### TASK ITEM
A single number is the answer here: how many lines below include "tous"?

### EXERCISE MATERIALS
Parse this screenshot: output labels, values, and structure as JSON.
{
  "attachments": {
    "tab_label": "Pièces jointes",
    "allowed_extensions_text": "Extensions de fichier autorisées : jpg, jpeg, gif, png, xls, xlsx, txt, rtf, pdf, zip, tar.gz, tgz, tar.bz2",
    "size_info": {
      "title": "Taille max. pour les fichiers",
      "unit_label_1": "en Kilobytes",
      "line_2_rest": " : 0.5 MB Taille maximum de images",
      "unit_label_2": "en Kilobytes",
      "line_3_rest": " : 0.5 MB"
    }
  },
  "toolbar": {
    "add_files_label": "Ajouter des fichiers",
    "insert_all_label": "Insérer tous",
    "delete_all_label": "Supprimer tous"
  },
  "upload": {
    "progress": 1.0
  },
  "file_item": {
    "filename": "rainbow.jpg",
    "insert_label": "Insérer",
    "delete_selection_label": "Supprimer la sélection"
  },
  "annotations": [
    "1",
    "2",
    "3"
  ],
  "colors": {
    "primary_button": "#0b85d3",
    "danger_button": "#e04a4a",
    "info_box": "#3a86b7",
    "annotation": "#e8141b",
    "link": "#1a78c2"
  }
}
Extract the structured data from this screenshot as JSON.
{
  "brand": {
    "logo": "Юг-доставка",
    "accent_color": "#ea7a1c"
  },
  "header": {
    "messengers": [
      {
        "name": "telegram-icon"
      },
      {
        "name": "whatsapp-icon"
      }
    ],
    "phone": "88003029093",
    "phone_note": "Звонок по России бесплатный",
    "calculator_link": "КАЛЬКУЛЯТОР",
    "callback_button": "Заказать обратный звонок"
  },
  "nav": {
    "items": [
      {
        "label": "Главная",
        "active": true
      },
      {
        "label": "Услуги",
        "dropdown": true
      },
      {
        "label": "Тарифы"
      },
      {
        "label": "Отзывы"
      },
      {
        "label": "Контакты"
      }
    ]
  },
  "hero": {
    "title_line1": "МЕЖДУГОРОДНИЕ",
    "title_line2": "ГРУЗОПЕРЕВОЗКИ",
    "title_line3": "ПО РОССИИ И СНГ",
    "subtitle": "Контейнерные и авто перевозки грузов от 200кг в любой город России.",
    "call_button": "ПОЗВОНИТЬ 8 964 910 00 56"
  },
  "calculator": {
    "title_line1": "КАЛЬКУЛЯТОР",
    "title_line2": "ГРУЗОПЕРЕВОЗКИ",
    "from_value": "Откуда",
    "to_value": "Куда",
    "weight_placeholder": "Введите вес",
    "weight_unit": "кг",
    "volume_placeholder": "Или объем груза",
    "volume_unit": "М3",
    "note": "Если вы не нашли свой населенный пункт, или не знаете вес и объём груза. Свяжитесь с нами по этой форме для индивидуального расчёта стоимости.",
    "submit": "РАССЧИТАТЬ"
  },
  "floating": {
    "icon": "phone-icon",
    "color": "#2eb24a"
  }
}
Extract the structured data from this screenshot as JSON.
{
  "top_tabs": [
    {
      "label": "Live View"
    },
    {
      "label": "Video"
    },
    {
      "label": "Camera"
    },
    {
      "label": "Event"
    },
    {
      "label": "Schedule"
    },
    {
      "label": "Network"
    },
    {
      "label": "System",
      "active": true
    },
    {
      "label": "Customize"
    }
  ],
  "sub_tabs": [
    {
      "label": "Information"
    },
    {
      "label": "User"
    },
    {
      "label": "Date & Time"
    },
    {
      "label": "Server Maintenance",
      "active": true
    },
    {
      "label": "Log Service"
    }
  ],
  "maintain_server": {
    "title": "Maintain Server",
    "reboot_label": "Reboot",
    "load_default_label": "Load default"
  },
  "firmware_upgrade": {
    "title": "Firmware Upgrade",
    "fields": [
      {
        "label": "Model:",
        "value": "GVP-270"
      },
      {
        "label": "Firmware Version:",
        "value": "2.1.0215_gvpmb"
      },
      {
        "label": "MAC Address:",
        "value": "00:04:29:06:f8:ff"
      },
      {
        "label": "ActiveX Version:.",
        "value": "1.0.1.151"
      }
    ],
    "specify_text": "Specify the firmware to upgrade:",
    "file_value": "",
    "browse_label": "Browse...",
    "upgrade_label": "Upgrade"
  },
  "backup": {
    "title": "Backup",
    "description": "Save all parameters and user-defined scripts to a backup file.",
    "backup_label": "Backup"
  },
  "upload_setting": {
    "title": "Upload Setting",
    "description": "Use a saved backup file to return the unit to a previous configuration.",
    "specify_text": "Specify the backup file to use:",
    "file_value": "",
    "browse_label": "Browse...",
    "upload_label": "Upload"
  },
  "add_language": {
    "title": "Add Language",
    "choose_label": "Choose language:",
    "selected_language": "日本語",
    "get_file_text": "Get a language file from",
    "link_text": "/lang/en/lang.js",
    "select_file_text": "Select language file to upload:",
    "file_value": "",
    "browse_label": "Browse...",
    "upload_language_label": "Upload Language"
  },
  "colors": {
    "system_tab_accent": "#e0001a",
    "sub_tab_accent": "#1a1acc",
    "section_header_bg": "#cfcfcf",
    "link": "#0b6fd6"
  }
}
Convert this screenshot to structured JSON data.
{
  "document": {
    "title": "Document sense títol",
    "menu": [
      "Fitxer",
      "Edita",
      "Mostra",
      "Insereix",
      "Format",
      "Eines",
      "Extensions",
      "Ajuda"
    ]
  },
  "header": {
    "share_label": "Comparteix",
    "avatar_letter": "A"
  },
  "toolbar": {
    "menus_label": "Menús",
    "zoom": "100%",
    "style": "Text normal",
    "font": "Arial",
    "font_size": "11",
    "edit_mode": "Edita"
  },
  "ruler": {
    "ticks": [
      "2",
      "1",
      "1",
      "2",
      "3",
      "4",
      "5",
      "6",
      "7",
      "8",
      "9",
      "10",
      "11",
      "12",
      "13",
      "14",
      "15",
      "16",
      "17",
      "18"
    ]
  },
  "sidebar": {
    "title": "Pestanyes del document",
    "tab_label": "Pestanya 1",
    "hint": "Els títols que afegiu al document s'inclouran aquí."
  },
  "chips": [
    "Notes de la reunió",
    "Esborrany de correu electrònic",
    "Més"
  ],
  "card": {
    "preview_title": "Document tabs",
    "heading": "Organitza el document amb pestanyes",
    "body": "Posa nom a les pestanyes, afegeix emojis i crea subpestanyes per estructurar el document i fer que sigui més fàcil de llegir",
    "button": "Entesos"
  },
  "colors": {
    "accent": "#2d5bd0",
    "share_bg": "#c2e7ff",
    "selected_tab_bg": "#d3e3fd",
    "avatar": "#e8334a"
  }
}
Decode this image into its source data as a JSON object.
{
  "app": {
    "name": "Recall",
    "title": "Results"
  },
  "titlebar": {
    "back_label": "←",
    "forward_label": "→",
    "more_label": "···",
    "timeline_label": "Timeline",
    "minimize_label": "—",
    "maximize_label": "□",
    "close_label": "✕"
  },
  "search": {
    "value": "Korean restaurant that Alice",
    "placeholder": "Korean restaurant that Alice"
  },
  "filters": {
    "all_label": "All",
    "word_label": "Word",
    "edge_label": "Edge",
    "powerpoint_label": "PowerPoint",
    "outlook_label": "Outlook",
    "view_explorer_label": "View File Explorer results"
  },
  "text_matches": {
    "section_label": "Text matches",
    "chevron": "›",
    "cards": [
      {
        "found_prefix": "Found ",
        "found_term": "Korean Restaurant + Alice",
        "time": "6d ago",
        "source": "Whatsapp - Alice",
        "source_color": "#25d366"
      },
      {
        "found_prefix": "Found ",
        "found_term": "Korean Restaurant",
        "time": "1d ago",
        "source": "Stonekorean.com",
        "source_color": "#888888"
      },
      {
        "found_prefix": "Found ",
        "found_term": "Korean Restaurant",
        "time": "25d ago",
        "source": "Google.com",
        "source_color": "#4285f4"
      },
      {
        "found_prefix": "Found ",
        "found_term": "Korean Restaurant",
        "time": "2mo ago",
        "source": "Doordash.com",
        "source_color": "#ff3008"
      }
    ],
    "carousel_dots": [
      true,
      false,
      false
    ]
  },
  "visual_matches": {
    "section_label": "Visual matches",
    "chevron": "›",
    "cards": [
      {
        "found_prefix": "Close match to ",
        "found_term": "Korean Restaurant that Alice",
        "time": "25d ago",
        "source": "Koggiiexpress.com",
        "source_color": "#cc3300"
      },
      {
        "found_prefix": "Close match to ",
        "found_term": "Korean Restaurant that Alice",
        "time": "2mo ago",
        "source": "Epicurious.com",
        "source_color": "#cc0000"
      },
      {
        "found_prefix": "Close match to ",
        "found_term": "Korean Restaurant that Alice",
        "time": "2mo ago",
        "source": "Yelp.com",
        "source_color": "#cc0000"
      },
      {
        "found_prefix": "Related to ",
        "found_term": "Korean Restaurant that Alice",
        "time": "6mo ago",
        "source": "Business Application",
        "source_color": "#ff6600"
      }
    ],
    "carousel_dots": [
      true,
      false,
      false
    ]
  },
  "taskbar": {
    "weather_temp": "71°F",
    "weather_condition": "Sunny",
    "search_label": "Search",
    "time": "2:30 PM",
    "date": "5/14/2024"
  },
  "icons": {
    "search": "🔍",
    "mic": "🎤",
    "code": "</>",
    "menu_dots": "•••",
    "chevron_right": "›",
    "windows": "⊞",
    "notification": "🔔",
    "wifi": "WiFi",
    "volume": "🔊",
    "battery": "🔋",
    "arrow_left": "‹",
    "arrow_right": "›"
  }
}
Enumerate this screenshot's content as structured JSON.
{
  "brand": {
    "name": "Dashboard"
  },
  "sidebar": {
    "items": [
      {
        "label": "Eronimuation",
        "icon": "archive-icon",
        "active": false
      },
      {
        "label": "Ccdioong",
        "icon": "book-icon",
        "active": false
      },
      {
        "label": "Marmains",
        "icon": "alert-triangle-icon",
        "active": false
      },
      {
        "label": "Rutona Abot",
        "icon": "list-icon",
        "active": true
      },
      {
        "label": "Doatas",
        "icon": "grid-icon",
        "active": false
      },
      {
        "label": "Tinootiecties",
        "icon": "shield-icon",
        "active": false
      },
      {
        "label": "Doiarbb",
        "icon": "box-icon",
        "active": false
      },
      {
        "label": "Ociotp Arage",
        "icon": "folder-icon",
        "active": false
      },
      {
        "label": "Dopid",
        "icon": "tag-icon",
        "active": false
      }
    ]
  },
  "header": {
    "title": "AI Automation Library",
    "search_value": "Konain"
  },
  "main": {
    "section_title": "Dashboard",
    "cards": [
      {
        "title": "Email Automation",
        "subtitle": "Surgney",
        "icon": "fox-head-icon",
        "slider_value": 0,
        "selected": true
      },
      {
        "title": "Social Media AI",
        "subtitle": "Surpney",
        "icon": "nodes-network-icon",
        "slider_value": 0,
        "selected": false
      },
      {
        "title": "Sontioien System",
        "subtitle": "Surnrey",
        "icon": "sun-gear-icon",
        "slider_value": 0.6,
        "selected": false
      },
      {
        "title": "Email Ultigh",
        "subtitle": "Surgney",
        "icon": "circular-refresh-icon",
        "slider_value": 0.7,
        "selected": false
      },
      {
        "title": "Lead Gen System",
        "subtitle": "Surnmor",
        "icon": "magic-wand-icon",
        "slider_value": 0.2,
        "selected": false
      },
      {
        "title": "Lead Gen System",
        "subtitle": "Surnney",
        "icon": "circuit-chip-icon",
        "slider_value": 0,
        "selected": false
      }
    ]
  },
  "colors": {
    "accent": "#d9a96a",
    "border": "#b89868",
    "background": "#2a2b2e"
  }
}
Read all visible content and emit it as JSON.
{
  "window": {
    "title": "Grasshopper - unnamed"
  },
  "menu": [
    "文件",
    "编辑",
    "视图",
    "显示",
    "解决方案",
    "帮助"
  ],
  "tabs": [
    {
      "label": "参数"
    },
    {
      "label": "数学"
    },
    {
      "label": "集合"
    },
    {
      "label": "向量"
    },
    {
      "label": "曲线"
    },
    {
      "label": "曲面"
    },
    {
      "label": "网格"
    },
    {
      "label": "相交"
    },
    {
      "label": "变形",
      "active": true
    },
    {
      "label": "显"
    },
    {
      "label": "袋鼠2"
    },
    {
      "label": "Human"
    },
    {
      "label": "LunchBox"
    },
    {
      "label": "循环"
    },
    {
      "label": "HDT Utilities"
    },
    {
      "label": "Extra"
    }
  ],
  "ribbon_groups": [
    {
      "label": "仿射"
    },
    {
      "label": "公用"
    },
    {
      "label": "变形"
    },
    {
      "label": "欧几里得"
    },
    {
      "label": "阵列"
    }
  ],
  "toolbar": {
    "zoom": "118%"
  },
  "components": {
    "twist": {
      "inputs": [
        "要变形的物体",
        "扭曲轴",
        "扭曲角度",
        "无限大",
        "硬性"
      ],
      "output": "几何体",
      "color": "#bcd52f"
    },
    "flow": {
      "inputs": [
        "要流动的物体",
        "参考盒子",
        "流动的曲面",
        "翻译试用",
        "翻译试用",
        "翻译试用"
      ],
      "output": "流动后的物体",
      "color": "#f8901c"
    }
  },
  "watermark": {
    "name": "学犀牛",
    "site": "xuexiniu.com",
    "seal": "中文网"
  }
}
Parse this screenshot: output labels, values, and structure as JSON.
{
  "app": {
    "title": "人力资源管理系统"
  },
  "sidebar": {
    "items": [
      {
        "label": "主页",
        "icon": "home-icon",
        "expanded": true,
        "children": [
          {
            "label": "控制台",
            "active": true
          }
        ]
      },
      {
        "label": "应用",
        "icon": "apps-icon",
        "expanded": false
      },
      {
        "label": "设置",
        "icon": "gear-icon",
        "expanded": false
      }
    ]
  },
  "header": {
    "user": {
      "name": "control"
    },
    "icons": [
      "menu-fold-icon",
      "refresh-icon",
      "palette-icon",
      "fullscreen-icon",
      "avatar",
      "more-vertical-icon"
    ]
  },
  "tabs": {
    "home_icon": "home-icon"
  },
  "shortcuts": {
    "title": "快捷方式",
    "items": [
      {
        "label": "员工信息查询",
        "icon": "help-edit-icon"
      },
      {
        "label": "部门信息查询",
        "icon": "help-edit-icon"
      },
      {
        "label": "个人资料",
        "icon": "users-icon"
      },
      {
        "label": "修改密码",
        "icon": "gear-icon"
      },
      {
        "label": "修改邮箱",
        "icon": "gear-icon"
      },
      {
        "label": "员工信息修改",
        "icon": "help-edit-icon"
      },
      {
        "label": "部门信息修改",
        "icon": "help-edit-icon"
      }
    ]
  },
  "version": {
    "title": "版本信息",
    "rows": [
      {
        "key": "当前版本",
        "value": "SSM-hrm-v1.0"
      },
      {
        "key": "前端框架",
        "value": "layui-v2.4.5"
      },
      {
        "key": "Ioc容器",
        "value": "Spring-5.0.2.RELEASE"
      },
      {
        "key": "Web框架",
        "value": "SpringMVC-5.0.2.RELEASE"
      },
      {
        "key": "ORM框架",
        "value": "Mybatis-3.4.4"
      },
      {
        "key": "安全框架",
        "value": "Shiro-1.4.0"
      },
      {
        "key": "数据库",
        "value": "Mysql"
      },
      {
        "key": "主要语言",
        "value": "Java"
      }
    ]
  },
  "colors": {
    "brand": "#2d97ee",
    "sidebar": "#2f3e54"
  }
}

### EXERCISE SOLUTION
2